Piloting its first-ever “Agape Latte Extra: Senior Night,” Agape Latte welcomed back Peter Trainor and Elizabeth Stief, both BC ’15, to a packed Hillside Cafe Tuesday night. Following coffee, cake, and musical performances by the Boston College Dynamics and the music trio that plays at 10:15 p.m. Mass, the two graduates shared their experiences throughout their first year following graduation.
Stief, who has worked for PricewaterhouseCoopers since September, reflected on her time at BC. A native of Wisconsin, she said she wanted to venture out and do something new.
Since she was very active in the BC community through clubs and organizations while on the Heights, Stief said she struggled to find the same comfort in her free time post-graduation.
“You will experience some challenges along the way,” Stief said. “These opportunities are not as readily available in the real world.”
After failing to fill the void of free time like she was able to do through clubs at BC, Stief explained a call with her aunt that helped reframe her perspective and allowed her to start enjoying independence in the real world.
During the phone call, Stief’s aunt told her to see the things that you’re not necessarily looking for. In other words, Stief said, the things in life that could bring you joy and fulfillment are easily overlooked.
Stief also spoke about challenges she has faced during her career, and how she has been able to overcome them.
Relaying influential advice she received through a story from her pastor, Stief said she had been planning her life out like a brochure. The trip to the resort as advertised so ideally in the brochure, Stief said, is not as great once you actually get there.
“The reality is always better than the brochure. It’s okay not to have everything planned out.”
— Elizabeth Stief, BC ’15
“The reality is always better than the brochure,” Stief said. “It’s okay not to have everything planned out.”
Taking both pieces of advice, Stief said she has found enjoyment in the experiences she has every day. From joining a mentoring program to help interns, to planning a surprise Easter trip back to Wisconsin, Stief now enjoys the smaller moments in life.
Trainor, on the other hand, who currently works for Habitat for Humanity, joked about his post-grad life. He said that he did what all successful graduates do after graduation—move home with Mom and Dad.
After harping on the benefits of living at home and deepening his relationships with friends and family, Trainor said that he eventually moved to Cambridge to stake his claim in the real world.
Similar to Stief, Trainor said he felt a lack of structured community after leaving BC. To fill the void, Trainor began to go to church, but soon realised that Mass was not the most fulfilling way to spend his time, as he tended to fade in and out during the service.
By working with Habitat for Humanity, Trainor was in an environment where he could always focus. He recalled one day when his boss came in and told him that he would be going to build homes in Ethiopia—a country with violent revolts against its government.
Prior to his trip to Ethiopia, Trainor came into contact with an Ethiopian woman named Hana who lived in Boston. Hana hosted him for dinner and told him about the country.

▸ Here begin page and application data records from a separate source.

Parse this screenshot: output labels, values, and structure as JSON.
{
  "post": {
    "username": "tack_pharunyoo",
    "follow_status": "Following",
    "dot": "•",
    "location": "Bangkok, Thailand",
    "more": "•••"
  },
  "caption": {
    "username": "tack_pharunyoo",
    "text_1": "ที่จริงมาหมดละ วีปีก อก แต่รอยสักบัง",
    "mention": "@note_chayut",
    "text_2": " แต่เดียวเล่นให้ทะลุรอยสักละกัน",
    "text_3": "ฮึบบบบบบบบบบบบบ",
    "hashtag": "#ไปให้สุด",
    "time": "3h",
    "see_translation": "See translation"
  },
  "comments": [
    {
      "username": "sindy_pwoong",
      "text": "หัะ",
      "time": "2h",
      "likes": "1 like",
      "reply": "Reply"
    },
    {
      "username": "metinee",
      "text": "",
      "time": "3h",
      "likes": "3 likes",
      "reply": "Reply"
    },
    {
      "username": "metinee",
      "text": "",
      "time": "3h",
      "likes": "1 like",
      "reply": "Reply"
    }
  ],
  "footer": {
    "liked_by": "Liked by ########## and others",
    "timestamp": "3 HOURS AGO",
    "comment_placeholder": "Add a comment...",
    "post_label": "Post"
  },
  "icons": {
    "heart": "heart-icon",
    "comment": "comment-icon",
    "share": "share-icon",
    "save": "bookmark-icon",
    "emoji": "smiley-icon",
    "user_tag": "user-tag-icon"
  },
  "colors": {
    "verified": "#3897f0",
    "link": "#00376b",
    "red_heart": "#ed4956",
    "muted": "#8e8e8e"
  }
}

By the end of the dinner, Trainor said, Hana rolled out the largest suitcase he had ever seen and asked him to bring it with him to Ethiopia. Trainor said that Hana handed him a phone number and asked him to deliver the suitcase to her family in Ethiopia.
Toward the end of his Ethiopia trip with Habitat for Humanity, Trainor met up with Hana’s family. After unpacking the suitcase, the family almost immediately began repacking it with a variety of things for Trainor to bring back to Boston.
Among the many items they were putting into the suitcase were butter, beef stew, honey, spices, whiskey, and a cloth paper bag.
“I’m just going to assess the situation at the airport,” Trainor said. “Obviously I got stopped by customs.”
Explaining his situation to the airport officials, Trainor said he was able to safely bring the items on board.
For Trainor, being able to connect a family that lives so far apart was an experience unlike any other. Trainor described it as a spiritually rewarding task.
“It was like a year of church and never fading out,” Trainor said.
Featured Image by Isabelle Lumb / Heights Staff